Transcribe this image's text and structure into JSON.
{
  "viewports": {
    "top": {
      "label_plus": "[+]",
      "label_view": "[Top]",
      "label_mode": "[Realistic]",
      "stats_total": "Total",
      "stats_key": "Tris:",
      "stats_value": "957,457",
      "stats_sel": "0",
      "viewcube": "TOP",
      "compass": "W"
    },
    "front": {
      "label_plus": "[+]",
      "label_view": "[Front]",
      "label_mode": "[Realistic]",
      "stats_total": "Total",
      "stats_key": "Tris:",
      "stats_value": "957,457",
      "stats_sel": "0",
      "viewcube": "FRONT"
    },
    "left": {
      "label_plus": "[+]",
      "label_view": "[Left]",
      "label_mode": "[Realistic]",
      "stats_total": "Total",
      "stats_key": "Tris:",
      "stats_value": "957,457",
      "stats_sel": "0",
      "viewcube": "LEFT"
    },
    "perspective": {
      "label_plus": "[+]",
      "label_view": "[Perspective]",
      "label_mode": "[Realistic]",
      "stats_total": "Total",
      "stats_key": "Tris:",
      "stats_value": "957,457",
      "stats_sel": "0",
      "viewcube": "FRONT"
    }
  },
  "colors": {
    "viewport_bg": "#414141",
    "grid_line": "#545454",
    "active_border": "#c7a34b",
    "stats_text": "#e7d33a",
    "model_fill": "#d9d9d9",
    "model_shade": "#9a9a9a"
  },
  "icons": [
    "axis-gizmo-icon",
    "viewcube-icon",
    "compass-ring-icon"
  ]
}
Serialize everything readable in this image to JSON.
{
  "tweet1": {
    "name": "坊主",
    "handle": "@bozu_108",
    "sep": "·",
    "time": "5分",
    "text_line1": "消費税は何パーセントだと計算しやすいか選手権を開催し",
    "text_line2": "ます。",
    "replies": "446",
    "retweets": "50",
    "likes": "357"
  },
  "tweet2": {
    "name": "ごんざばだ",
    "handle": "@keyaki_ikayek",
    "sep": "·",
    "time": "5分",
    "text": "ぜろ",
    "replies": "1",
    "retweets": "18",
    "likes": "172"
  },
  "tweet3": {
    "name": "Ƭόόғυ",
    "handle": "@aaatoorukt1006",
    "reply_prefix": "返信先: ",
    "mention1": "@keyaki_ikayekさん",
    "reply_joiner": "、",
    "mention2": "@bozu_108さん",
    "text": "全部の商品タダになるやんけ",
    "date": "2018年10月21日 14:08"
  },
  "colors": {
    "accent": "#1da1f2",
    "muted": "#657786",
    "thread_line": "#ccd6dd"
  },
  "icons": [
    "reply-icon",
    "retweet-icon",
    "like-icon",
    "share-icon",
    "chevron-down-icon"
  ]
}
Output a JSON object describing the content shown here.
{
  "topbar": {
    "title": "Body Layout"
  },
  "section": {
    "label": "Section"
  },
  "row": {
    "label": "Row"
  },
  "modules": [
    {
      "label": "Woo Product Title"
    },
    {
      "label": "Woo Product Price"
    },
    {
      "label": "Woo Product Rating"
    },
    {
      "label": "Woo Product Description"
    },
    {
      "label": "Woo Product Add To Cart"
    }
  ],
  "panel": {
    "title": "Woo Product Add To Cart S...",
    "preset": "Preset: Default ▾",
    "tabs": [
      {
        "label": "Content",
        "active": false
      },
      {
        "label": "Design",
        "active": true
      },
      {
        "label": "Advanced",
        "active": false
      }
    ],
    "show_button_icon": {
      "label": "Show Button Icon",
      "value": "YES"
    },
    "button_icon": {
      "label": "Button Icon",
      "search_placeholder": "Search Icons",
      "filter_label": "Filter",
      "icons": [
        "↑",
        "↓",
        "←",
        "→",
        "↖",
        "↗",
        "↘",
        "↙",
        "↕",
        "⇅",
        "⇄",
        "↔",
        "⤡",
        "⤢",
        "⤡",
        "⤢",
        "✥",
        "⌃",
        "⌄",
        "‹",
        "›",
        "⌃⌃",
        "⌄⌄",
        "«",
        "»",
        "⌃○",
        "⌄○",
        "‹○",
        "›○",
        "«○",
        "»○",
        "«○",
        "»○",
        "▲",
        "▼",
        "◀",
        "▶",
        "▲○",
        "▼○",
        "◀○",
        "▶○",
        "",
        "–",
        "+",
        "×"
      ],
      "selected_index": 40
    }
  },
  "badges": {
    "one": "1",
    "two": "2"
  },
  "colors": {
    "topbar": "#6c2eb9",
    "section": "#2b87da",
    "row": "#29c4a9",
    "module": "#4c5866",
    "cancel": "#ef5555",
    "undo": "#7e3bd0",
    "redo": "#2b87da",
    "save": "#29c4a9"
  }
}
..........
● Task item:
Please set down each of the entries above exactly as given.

● Answer to the exercise:
Transcribe this image's text and structure into JSON.
{
  "viewports": {
    "top": {
      "label_plus": "[+]",
      "label_view": "[Top]",
      "label_mode": "[Realistic]",
      "stats_total": "Total",
      "stats_key": "Tris:",
      "stats_value": "957,457",
      "stats_sel": "0",
      "viewcube": "TOP",
      "compass": "W"
    },
    "front": {
      "label_plus": "[+]",
      "label_view": "[Front]",
      "label_mode": "[Realistic]",
      "stats_total": "Total",
      "stats_key": "Tris:",
      "stats_value": "957,457",
      "stats_sel": "0",
      "viewcube": "FRONT"
    },
    "left": {
      "label_plus": "[+]",
      "label_view": "[Left]",
      "label_mode": "[Realistic]",
      "stats_total": "Total",
      "stats_key": "Tris:",
      "stats_value": "957,457",
      "stats_sel": "0",
      "viewcube": "LEFT"
    },
    "perspective": {
      "label_plus": "[+]",
      "label_view": "[Perspective]",
      "label_mode": "[Realistic]",
      "stats_total": "Total",
      "stats_key": "Tris:",
      "stats_value": "957,457",
      "stats_sel": "0",
      "viewcube": "FRONT"
    }
  },
  "colors": {
    "viewport_bg": "#414141",
    "grid_line": "#545454",
    "active_border": "#c7a34b",
    "stats_text": "#e7d33a",
    "model_fill": "#d9d9d9",
    "model_shade": "#9a9a9a"
  },
  "icons": [
    "axis-gizmo-icon",
    "viewcube-icon",
    "compass-ring-icon"
  ]
}
Serialize everything readable in this image to JSON.
{
  "tweet1": {
    "name": "坊主",
    "handle": "@bozu_108",
    "sep": "·",
    "time": "5分",
    "text_line1": "消費税は何パーセントだと計算しやすいか選手権を開催し",
    "text_line2": "ます。",
    "replies": "446",
    "retweets": "50",
    "likes": "357"
  },
  "tweet2": {
    "name": "ごんざばだ",
    "handle": "@keyaki_ikayek",
    "sep": "·",
    "time": "5分",
    "text": "ぜろ",
    "replies": "1",
    "retweets": "18",
    "likes": "172"
  },
  "tweet3": {
    "name": "Ƭόόғυ",
    "handle": "@aaatoorukt1006",
    "reply_prefix": "返信先: ",
    "mention1": "@keyaki_ikayekさん",
    "reply_joiner": "、",
    "mention2": "@bozu_108さん",
    "text": "全部の商品タダになるやんけ",
    "date": "2018年10月21日 14:08"
  },
  "colors": {
    "accent": "#1da1f2",
    "muted": "#657786",
    "thread_line": "#ccd6dd"
  },
  "icons": [
    "reply-icon",
    "retweet-icon",
    "like-icon",
    "share-icon",
    "chevron-down-icon"
  ]
}
Output a JSON object describing the content shown here.
{
  "topbar": {
    "title": "Body Layout"
  },
  "section": {
    "label": "Section"
  },
  "row": {
    "label": "Row"
  },
  "modules": [
    {
      "label": "Woo Product Title"
    },
    {
      "label": "Woo Product Price"
    },
    {
      "label": "Woo Product Rating"
    },
    {
      "label": "Woo Product Description"
    },
    {
      "label": "Woo Product Add To Cart"
    }
  ],
  "panel": {
    "title": "Woo Product Add To Cart S...",
    "preset": "Preset: Default ▾",
    "tabs": [
      {
        "label": "Content",
        "active": false
      },
      {
        "label": "Design",
        "active": true
      },
      {
        "label": "Advanced",
        "active": false
      }
    ],
    "show_button_icon": {
      "label": "Show Button Icon",
      "value": "YES"
    },
    "button_icon": {
      "label": "Button Icon",
      "search_placeholder": "Search Icons",
      "filter_label": "Filter",
      "icons": [
        "↑",
        "↓",
        "←",
        "→",
        "↖",
        "↗",
        "↘",
        "↙",
        "↕",
        "⇅",
        "⇄",
        "↔",
        "⤡",
        "⤢",
        "⤡",
        "⤢",
        "✥",
        "⌃",
        "⌄",
        "‹",
        "›",
        "⌃⌃",
        "⌄⌄",
        "«",
        "»",
        "⌃○",
        "⌄○",
        "‹○",
        "›○",
        "«○",
        "»○",
        "«○",
        "»○",
        "▲",
        "▼",
        "◀",
        "▶",
        "▲○",
        "▼○",
        "◀○",
        "▶○",
        "",
        "–",
        "+",
        "×"
      ],
      "selected_index": 40
    }
  },
  "badges": {
    "one": "1",
    "two": "2"
  },
  "colors": {
    "topbar": "#6c2eb9",
    "section": "#2b87da",
    "row": "#29c4a9",
    "module": "#4c5866",
    "cancel": "#ef5555",
    "undo": "#7e3bd0",
    "redo": "#2b87da",
    "save": "#29c4a9"
  }
}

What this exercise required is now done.